[Web page and app entries]
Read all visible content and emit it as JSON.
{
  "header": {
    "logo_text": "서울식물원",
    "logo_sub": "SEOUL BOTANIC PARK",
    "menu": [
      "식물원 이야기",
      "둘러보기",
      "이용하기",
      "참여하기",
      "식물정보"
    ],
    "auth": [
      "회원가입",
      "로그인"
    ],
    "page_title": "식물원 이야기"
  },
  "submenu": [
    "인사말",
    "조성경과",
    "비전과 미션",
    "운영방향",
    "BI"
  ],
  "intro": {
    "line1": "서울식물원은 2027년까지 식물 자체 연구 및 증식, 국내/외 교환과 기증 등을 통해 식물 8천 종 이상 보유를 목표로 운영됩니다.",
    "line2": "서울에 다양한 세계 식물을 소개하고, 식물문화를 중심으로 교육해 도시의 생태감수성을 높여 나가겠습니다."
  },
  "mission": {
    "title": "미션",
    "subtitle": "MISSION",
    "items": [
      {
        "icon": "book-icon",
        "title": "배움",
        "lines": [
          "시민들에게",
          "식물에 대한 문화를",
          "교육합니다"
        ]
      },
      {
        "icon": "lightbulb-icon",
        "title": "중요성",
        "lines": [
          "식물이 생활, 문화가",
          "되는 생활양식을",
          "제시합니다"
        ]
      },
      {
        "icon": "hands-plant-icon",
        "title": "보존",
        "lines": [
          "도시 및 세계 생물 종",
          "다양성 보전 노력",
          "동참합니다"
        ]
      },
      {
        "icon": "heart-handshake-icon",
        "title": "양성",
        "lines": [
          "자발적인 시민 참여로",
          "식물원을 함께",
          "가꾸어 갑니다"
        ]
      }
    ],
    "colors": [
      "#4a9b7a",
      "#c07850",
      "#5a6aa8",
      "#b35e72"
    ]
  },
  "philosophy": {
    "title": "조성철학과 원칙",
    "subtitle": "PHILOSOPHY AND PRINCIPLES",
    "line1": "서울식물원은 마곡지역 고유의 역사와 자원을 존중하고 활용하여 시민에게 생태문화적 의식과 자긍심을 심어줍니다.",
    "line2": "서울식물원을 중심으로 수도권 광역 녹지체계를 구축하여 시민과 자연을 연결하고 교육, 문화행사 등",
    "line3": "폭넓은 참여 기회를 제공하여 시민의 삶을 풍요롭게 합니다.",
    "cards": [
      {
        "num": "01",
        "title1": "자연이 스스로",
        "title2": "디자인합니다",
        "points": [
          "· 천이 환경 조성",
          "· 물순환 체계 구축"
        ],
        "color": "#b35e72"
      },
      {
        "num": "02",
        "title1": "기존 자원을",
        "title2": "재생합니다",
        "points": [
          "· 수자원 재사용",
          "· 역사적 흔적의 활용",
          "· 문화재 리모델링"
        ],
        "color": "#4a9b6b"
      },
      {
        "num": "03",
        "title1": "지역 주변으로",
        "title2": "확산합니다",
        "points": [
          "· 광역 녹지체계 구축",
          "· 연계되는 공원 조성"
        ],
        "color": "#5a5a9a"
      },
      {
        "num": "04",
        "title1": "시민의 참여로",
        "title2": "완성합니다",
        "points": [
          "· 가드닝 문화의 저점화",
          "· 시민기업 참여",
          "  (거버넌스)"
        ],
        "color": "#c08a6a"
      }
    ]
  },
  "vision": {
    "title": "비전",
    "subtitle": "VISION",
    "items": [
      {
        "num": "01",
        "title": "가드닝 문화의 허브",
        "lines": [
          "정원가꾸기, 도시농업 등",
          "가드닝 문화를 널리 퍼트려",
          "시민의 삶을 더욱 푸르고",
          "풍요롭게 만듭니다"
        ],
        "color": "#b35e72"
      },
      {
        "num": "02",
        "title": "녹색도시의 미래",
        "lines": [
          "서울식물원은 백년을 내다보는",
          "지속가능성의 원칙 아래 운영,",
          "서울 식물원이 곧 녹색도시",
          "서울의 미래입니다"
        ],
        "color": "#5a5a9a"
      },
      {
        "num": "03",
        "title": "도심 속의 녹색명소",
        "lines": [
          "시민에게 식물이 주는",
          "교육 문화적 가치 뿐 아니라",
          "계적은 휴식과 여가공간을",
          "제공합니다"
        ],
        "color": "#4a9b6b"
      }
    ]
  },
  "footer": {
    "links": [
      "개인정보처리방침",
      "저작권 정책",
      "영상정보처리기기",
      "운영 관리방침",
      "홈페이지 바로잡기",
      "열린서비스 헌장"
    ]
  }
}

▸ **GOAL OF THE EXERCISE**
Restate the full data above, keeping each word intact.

▸ **RESPONSE BELOW**
Read all visible content and emit it as JSON.
{
  "header": {
    "logo_text": "서울식물원",
    "logo_sub": "SEOUL BOTANIC PARK",
    "menu": [
      "식물원 이야기",
      "둘러보기",
      "이용하기",
      "참여하기",
      "식물정보"
    ],
    "auth": [
      "회원가입",
      "로그인"
    ],
    "page_title": "식물원 이야기"
  },
  "submenu": [
    "인사말",
    "조성경과",
    "비전과 미션",
    "운영방향",
    "BI"
  ],
  "intro": {
    "line1": "서울식물원은 2027년까지 식물 자체 연구 및 증식, 국내/외 교환과 기증 등을 통해 식물 8천 종 이상 보유를 목표로 운영됩니다.",
    "line2": "서울에 다양한 세계 식물을 소개하고, 식물문화를 중심으로 교육해 도시의 생태감수성을 높여 나가겠습니다."
  },
  "mission": {
    "title": "미션",
    "subtitle": "MISSION",
    "items": [
      {
        "icon": "book-icon",
        "title": "배움",
        "lines": [
          "시민들에게",
          "식물에 대한 문화를",
          "교육합니다"
        ]
      },
      {
        "icon": "lightbulb-icon",
        "title": "중요성",
        "lines": [
          "식물이 생활, 문화가",
          "되는 생활양식을",
          "제시합니다"
        ]
      },
      {
        "icon": "hands-plant-icon",
        "title": "보존",
        "lines": [
          "도시 및 세계 생물 종",
          "다양성 보전 노력",
          "동참합니다"
        ]
      },
      {
        "icon": "heart-handshake-icon",
        "title": "양성",
        "lines": [
          "자발적인 시민 참여로",
          "식물원을 함께",
          "가꾸어 갑니다"
        ]
      }
    ],
    "colors": [
      "#4a9b7a",
      "#c07850",
      "#5a6aa8",
      "#b35e72"
    ]
  },
  "philosophy": {
    "title": "조성철학과 원칙",
    "subtitle": "PHILOSOPHY AND PRINCIPLES",
    "line1": "서울식물원은 마곡지역 고유의 역사와 자원을 존중하고 활용하여 시민에게 생태문화적 의식과 자긍심을 심어줍니다.",
    "line2": "서울식물원을 중심으로 수도권 광역 녹지체계를 구축하여 시민과 자연을 연결하고 교육, 문화행사 등",
    "line3": "폭넓은 참여 기회를 제공하여 시민의 삶을 풍요롭게 합니다.",
    "cards": [
      {
        "num": "01",
        "title1": "자연이 스스로",
        "title2": "디자인합니다",
        "points": [
          "· 천이 환경 조성",
          "· 물순환 체계 구축"
        ],
        "color": "#b35e72"
      },
      {
        "num": "02",
        "title1": "기존 자원을",
        "title2": "재생합니다",
        "points": [
          "· 수자원 재사용",
          "· 역사적 흔적의 활용",
          "· 문화재 리모델링"
        ],
        "color": "#4a9b6b"
      },
      {
        "num": "03",
        "title1": "지역 주변으로",
        "title2": "확산합니다",
        "points": [
          "· 광역 녹지체계 구축",
          "· 연계되는 공원 조성"
        ],
        "color": "#5a5a9a"
      },
      {
        "num": "04",
        "title1": "시민의 참여로",
        "title2": "완성합니다",
        "points": [
          "· 가드닝 문화의 저점화",
          "· 시민기업 참여",
          "  (거버넌스)"
        ],
        "color": "#c08a6a"
      }
    ]
  },
  "vision": {
    "title": "비전",
    "subtitle": "VISION",
    "items": [
      {
        "num": "01",
        "title": "가드닝 문화의 허브",
        "lines": [
          "정원가꾸기, 도시농업 등",
          "가드닝 문화를 널리 퍼트려",
          "시민의 삶을 더욱 푸르고",
          "풍요롭게 만듭니다"
        ],
        "color": "#b35e72"
      },
      {
        "num": "02",
        "title": "녹색도시의 미래",
        "lines": [
          "서울식물원은 백년을 내다보는",
          "지속가능성의 원칙 아래 운영,",
          "서울 식물원이 곧 녹색도시",
          "서울의 미래입니다"
        ],
        "color": "#5a5a9a"
      },
      {
        "num": "03",
        "title": "도심 속의 녹색명소",
        "lines": [
          "시민에게 식물이 주는",
          "교육 문화적 가치 뿐 아니라",
          "계적은 휴식과 여가공간을",
          "제공합니다"
        ],
        "color": "#4a9b6b"
      }
    ]
  },
  "footer": {
    "links": [
      "개인정보처리방침",
      "저작권 정책",
      "영상정보처리기기",
      "운영 관리방침",
      "홈페이지 바로잡기",
      "열린서비스 헌장"
    ]
  }
}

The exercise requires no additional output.